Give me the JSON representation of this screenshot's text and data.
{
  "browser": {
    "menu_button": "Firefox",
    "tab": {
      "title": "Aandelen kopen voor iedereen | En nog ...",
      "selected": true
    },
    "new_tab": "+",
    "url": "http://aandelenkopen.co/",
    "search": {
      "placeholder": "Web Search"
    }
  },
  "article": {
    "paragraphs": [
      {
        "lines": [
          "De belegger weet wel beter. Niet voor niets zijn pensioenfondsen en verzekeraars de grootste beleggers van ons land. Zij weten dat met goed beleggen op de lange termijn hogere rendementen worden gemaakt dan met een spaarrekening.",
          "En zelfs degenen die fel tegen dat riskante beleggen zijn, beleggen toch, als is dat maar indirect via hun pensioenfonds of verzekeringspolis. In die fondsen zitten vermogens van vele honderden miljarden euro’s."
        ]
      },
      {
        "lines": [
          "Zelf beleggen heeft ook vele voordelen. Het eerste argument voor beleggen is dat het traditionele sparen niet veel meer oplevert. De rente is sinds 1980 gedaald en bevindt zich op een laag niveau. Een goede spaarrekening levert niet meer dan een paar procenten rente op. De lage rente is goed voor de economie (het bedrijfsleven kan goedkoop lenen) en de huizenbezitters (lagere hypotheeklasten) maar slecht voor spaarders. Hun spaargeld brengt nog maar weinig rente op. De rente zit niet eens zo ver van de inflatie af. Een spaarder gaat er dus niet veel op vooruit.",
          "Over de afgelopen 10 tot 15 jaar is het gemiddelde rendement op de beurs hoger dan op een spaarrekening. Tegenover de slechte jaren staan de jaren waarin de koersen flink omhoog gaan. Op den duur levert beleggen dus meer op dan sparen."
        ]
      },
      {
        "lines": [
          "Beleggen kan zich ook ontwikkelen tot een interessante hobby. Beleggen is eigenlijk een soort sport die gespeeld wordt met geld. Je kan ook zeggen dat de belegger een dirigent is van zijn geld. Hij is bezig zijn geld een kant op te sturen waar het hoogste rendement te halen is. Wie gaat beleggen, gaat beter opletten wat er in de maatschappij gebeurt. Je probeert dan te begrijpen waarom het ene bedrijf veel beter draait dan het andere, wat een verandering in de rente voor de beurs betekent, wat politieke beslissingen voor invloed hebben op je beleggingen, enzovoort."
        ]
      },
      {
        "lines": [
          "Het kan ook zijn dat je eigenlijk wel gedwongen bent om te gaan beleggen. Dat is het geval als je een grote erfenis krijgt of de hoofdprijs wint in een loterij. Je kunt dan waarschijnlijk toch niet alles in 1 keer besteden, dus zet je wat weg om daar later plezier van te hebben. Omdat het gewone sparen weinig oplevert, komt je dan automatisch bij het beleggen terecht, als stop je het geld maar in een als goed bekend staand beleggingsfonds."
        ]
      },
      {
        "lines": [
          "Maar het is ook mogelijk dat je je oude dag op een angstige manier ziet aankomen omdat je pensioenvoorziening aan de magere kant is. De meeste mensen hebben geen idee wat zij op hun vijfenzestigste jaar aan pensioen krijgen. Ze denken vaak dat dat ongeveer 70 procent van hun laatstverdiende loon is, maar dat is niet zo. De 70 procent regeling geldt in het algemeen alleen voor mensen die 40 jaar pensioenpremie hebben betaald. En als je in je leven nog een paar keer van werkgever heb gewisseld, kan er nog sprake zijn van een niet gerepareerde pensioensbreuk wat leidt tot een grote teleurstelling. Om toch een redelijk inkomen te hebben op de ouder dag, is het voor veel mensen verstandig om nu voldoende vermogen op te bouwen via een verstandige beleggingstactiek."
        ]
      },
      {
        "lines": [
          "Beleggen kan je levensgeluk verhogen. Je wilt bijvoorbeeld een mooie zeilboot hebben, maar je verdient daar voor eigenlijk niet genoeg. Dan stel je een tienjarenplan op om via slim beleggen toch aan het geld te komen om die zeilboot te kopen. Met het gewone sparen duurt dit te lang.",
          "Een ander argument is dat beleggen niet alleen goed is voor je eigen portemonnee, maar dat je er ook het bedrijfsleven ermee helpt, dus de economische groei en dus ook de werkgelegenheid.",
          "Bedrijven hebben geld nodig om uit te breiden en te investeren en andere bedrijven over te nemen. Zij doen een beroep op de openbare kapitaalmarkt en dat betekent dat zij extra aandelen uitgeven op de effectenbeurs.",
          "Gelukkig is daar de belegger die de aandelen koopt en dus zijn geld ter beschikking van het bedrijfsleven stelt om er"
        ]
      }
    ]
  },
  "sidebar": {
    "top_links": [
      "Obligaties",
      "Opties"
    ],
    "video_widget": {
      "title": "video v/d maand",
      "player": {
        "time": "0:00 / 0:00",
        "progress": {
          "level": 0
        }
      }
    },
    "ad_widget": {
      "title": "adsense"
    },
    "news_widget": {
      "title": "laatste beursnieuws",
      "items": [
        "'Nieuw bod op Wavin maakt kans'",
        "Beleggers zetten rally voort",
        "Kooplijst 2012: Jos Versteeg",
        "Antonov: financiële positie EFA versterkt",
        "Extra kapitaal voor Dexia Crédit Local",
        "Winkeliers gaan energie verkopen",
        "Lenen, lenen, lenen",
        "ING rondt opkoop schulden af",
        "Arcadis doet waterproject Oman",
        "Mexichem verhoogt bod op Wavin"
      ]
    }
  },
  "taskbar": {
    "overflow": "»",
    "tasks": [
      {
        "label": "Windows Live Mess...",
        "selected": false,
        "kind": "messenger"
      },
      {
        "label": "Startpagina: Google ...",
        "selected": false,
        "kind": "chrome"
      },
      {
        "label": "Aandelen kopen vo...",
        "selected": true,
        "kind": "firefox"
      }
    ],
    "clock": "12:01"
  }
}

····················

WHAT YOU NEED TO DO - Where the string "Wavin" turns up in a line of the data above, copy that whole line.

ANSWER TO THE PROBLEM -
        "'Nieuw bod op Wavin maakt kans'",
        "Mexichem verhoogt bod op Wavin"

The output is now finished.